Who is a Cytotechnologist?

A cytotechnologist, who is otherwise known as cytologist, is a specialized clinical laboratory scientist who would examine the cells for deformities. In most cases, cytotechnologists would work independently carrying out a detailed microscopic examination of cells under study. Most cytotechnologists are trained specifically for detecting cancers.

Most of the cytotechnologists are being employed in hospitals. Some other cytologists may get their employment in doctors’ offices or in diagnostic laboratories.

Job Description:

As a cytotechnologist, you may have to perform the following tasks:

  • Working closely with pathologists in finding out the cause and nature of diseases

  • Finding out whether a cell sample is benign or cancerous, and if cancerous, the type of cancer

  • Preparing slides of the cells for study

  • Scrutinizing the cells through the microscopes, looking for distinctions in the following aspects of cell structures:

    • Color

    • Size

    • Shape



  • Identifying which variations in cells are normal and which indicate disease

  • Noting down the findings

  • Taking photos in order to support conclusions

  • Teaching pathology residents in ‘cytotechnology training programs’ in hospitals and universities

  • Cleaning and performing light maintenance on laboratory equipment

  • Supervising lab technicians


Being a cytotechnologist, you must be able to examine cell samples using the following methods:

  • PAP smears

  • Fine needle aspiration

  • Microscopy


How to become a Cytotechnologist?

Educational Requirements:

In order to become a cytotechnologist, a strong base should be laid right at the high school level itself. After finishing high school, candidates are recommended to get into an accredited program in the cytotechnology field. In the United States, currently, there are 48 accredited programs in cytotechnology. This information is according to the ‘American Society for Cytotechnology’. The cytotehnology programs are being accredited by the following two bodies:

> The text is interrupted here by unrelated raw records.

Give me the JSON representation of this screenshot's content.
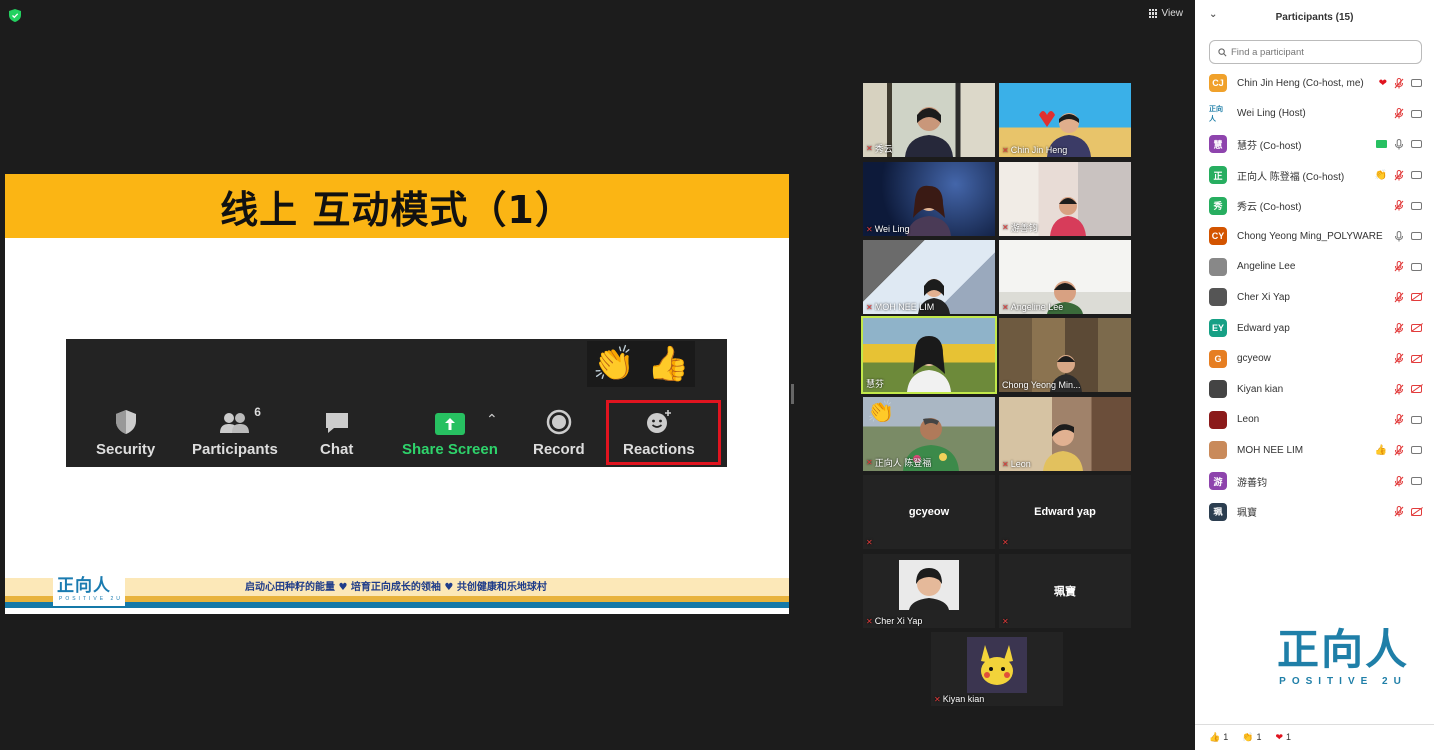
{
  "top": {
    "view_label": "View"
  },
  "slide": {
    "title": "线上 互动模式（1）",
    "toolbar": {
      "security": "Security",
      "participants": "Participants",
      "participants_count": "6",
      "chat": "Chat",
      "share_screen": "Share Screen",
      "record": "Record",
      "reactions": "Reactions",
      "emoji1": "👏",
      "emoji2": "👍"
    },
    "footer_logo": "正向人",
    "footer_logo_sub": "POSITIVE 2U",
    "footer_text": "启动心田种籽的能量 ♥ 培育正向成长的领袖 ♥ 共创健康和乐地球村"
  },
  "videos": [
    {
      "name": "秀云"
    },
    {
      "name": "Chin Jin Heng"
    },
    {
      "name": "Wei Ling"
    },
    {
      "name": "游善钧"
    },
    {
      "name": "MOH NEE LIM"
    },
    {
      "name": "Angeline Lee"
    },
    {
      "name": "慧芬"
    },
    {
      "name": "Chong Yeong Min..."
    },
    {
      "name": "正向人 陈登福",
      "emoji": "👏"
    },
    {
      "name": "Leon"
    },
    {
      "name": "gcyeow"
    },
    {
      "name": "Edward yap"
    },
    {
      "name": "Cher Xi Yap"
    },
    {
      "name": "珮寶"
    },
    {
      "name": "Kiyan kian"
    }
  ],
  "panel": {
    "title": "Participants (15)",
    "search_placeholder": "Find a participant",
    "participants": [
      {
        "initials": "CJ",
        "color": "#f0a12b",
        "name": "Chin Jin Heng (Co-host, me)",
        "reaction": "❤",
        "mic": "off",
        "cam": "on"
      },
      {
        "initials": "正向人",
        "color": "#ffffff",
        "name": "Wei Ling (Host)",
        "reaction": "",
        "mic": "off",
        "cam": "on"
      },
      {
        "initials": "慧",
        "color": "#8e44ad",
        "name": "慧芬 (Co-host)",
        "reaction": "",
        "mic": "on",
        "cam": "on",
        "share": true
      },
      {
        "initials": "正",
        "color": "#27ae60",
        "name": "正向人 陈登福 (Co-host)",
        "reaction": "👏",
        "mic": "off",
        "cam": "on"
      },
      {
        "initials": "秀",
        "color": "#27ae60",
        "name": "秀云 (Co-host)",
        "reaction": "",
        "mic": "off",
        "cam": "on"
      },
      {
        "initials": "CY",
        "color": "#d35400",
        "name": "Chong Yeong Ming_POLYWARE",
        "reaction": "",
        "mic": "on",
        "cam": "on"
      },
      {
        "initials": "",
        "color": "#888888",
        "name": "Angeline Lee",
        "reaction": "",
        "mic": "off",
        "cam": "on"
      },
      {
        "initials": "",
        "color": "#555555",
        "name": "Cher Xi Yap",
        "reaction": "",
        "mic": "off",
        "cam": "off"
      },
      {
        "initials": "EY",
        "color": "#16a085",
        "name": "Edward yap",
        "reaction": "",
        "mic": "off",
        "cam": "off"
      },
      {
        "initials": "G",
        "color": "#e67e22",
        "name": "gcyeow",
        "reaction": "",
        "mic": "off",
        "cam": "off"
      },
      {
        "initials": "",
        "color": "#444444",
        "name": "Kiyan kian",
        "reaction": "",
        "mic": "off",
        "cam": "off"
      },
      {
        "initials": "",
        "color": "#8b1a1a",
        "name": "Leon",
        "reaction": "",
        "mic": "off",
        "cam": "on"
      },
      {
        "initials": "",
        "color": "#c98a5a",
        "name": "MOH NEE LIM",
        "reaction": "👍",
        "mic": "off",
        "cam": "on"
      },
      {
        "initials": "游",
        "color": "#8e44ad",
        "name": "游善钧",
        "reaction": "",
        "mic": "off",
        "cam": "on"
      },
      {
        "initials": "珮",
        "color": "#2c3e50",
        "name": "珮寶",
        "reaction": "",
        "mic": "off",
        "cam": "off"
      }
    ],
    "logo_main": "正向人",
    "logo_sub": "POSITIVE 2U",
    "reaction_counts": [
      {
        "emoji": "👍",
        "count": "1"
      },
      {
        "emoji": "👏",
        "count": "1"
      },
      {
        "emoji": "❤",
        "count": "1"
      }
    ]
  },
  "colors": {
    "accent_green": "#2ed36b",
    "highlight_red": "#e0141f",
    "slide_yellow": "#fbb514"
  }
}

  • National Accrediting Agency for Clinical Laboratory Sciences

  • Commission on Accreditation of Allied Health Education Programs


Cytotechnology coursework will include the following subjects:

  • Principles of cytology

  • Embryology

  • Human anatomy

  • Endocrinology

  • Parasitology

  • Cytochemistry

  • Clinical medicine

  • Immunology

  • Histology

  • Inflammatory diseases


Most typically, a candidate would complete a cytotechnology course alongside the bachelor’s degree program.

Certification and Licensing:

For obtaining the Cytotechnologist certification issued by the ‘American Society of Clinical Pathology’, you must have completed a bachelor’s degree plus an accredited training program in cytotechnology.

Although a license is not mandatory in most of the states, some states and Puerto Rico require the cytologists to have a license. For obtaining a license, the candidate must pass a licensing exam.

Job Outlook and Opportunities:

According to the U.S. Bureau of Labor Statistics, the job opportunity for the larger group of medical and clinical laboratory technologists (including cytotechnologists) has been estimated to increase by 22% from the year 2012 to 2022.

Pay:

According to the www.salary.com, the median annual pay for a cytotechnologist was found to be $69,190 per year.

Summary:

Average Annual Pay:  $69,190

Education:  Bachelor’s degree plus a post-baccalaureate certificate

Employment Growth from 2012 to 2022: 22%

On-the-job training: None

Work Experience: None